So, at this point I think there is no sense in waiting for some miracle. 120 people visited my site, and no one became a user, even though my application is free. What options do I have? Should I just forget this story? Is there anything else?
It's an app for memorizing educational texts in two steps - tagging keywords and then trying to fill in them after 'publishing' test.
As entrepreneurs, we get paid to solve people's problems. If you choose to "Just forget this story" without understanding why it looks like your company is off-market then you'll miss out in a learning opportunity.
You've got to solve TWO problems: 1) create value and 2) distribute the value
So at this point, it's hard to answer your question without understanding what value your service offers. If the issue is that your product doesn't create any value then, if possible, modify the product until it does. Value = Perceived benefits - Price. Since your price is free then the problem is in the perceived benefits. May be you're not explaining the product well enough.
So first, ask yourself if your product creates genuine value for users. If it does then the problem is that you're not distributing the value correctly: wrong target market, marketing message off-mark, wrong distribution channel... Distributing value is a hard problem to solve.
So, my advice would be to figure out if a) the product has a market but you're not reaching the market correctly, in which case get a biz dev person involved, or b) the product as-is doesn't solve a problem, in which case you can either evolve the current product or start over with a new product. If the latter turns out to be the course to take then I hope that as least you'll have learned to build products that solve problems and if you learn that then you'll be ahead of many people.
You've done an experiment, called "will people use my app if they visit my website?"
If 10% of people had signed up, you'd feel you've learned something. Because they didn't, it's painful to realize that your experiment wasn't designed to create knowledge for you.
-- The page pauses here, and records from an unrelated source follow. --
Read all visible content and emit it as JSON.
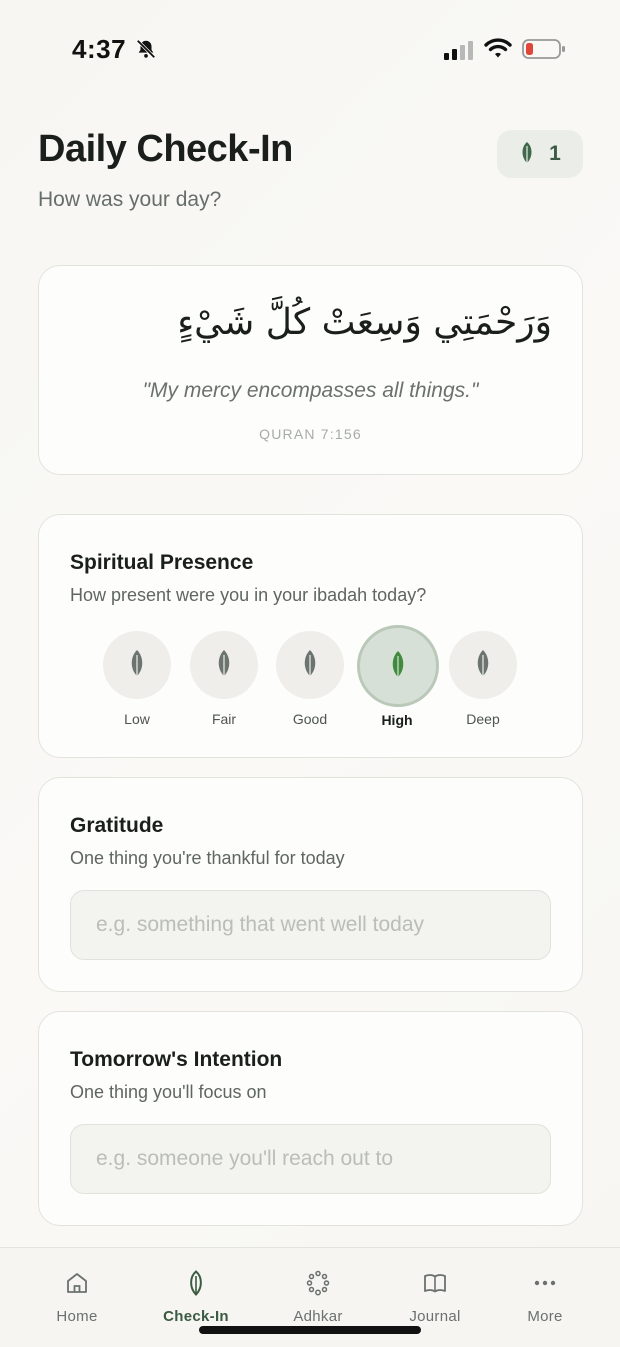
{
  "status_bar": {
    "time": "4:37"
  },
  "header": {
    "title": "Daily Check-In",
    "subtitle": "How was your day?",
    "streak_count": "1"
  },
  "quote": {
    "arabic": "وَرَحْمَتِي وَسِعَتْ كُلَّ شَيْءٍ",
    "translation": "\"My mercy encompasses all things.\"",
    "reference": "QURAN 7:156"
  },
  "presence": {
    "title": "Spiritual Presence",
    "subtitle": "How present were you in your ibadah today?",
    "levels": [
      {
        "label": "Low",
        "selected": false
      },
      {
        "label": "Fair",
        "selected": false
      },
      {
        "label": "Good",
        "selected": false
      },
      {
        "label": "High",
        "selected": true
      },
      {
        "label": "Deep",
        "selected": false
      }
    ]
  },
  "gratitude": {
    "title": "Gratitude",
    "subtitle": "One thing you're thankful for today",
    "placeholder": "e.g. something that went well today",
    "value": ""
  },
  "intention": {
    "title": "Tomorrow's Intention",
    "subtitle": "One thing you'll focus on",
    "placeholder": "e.g. someone you'll reach out to",
    "value": ""
  },
  "tabs": [
    {
      "label": "Home",
      "icon": "home-icon",
      "active": false
    },
    {
      "label": "Check-In",
      "icon": "leaf-icon",
      "active": true
    },
    {
      "label": "Adhkar",
      "icon": "prayer-beads-icon",
      "active": false
    },
    {
      "label": "Journal",
      "icon": "book-icon",
      "active": false
    },
    {
      "label": "More",
      "icon": "more-icon",
      "active": false
    }
  ],
  "colors": {
    "accent": "#3a5a42",
    "leaf_selected": "#3f8a3c",
    "leaf_default": "#6b746e",
    "battery_low": "#e0473b"
  }
}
The problem is, you've mixed up the idea of a problem, the way you tell the story on a website, the description of an app that's meant to solve the problem, and the act of signing up. You know it didn't all work, but you have gained zero insight into whether any part of that had value.
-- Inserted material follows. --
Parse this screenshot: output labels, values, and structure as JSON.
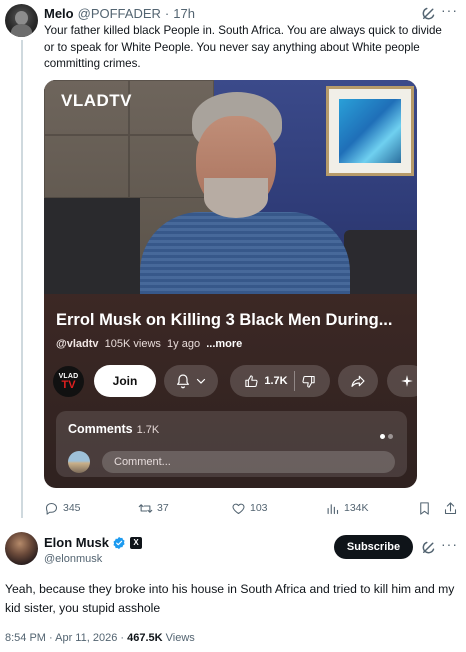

That's the bad news. Time for the good news.
Go build a website whose only job is to find out if people want to memorize educational texts. If the next 120 visitors drive on by, do something else. But if ten of them act in a way that suggests they'd value help, you could be onto something.
Good luck. You made a mistake, and you've reacted to that just the right way - to grit your teeth, and show it to people who can help. Not help you to feel better, but help you to learn, and move on.
You're already ahead of all those startups who fear failure. Learn, and step out again.
Do you know why they don't want your product?
What do they want?
How far away is your product from what they want?
Can you make some modifications to make it something they want?
Have you done the right market research and targeted the right clients?
Don't give up just pivot a little.
That is nonsense!
It's almost impossible to claim that there isn't a market for your product.
I would recommend starting to get feedback on why or why not people use it. Products evolve like everything else, with constant feedback you can grow the product to somewhere between your original vision and people's wants/needs.
Without knowing who those 120 people are, it is impossible to judge if your product is on target or not. Assuming you saw a problem in the marketplace first, then developed a solution (your product), you data suggests that the 120 visitors you are looking at were simply the wrong people.
Who is your product intended for? High Schoolers? College kids? Professionals?
Having the right audience is key. Identify who your target users/buyers are, find a handful of them to sit down with your product and "play" with it, then ask them for real feedback.
If you believe that the 120 visitors were the right people, then your immediate problem is your website, not your app.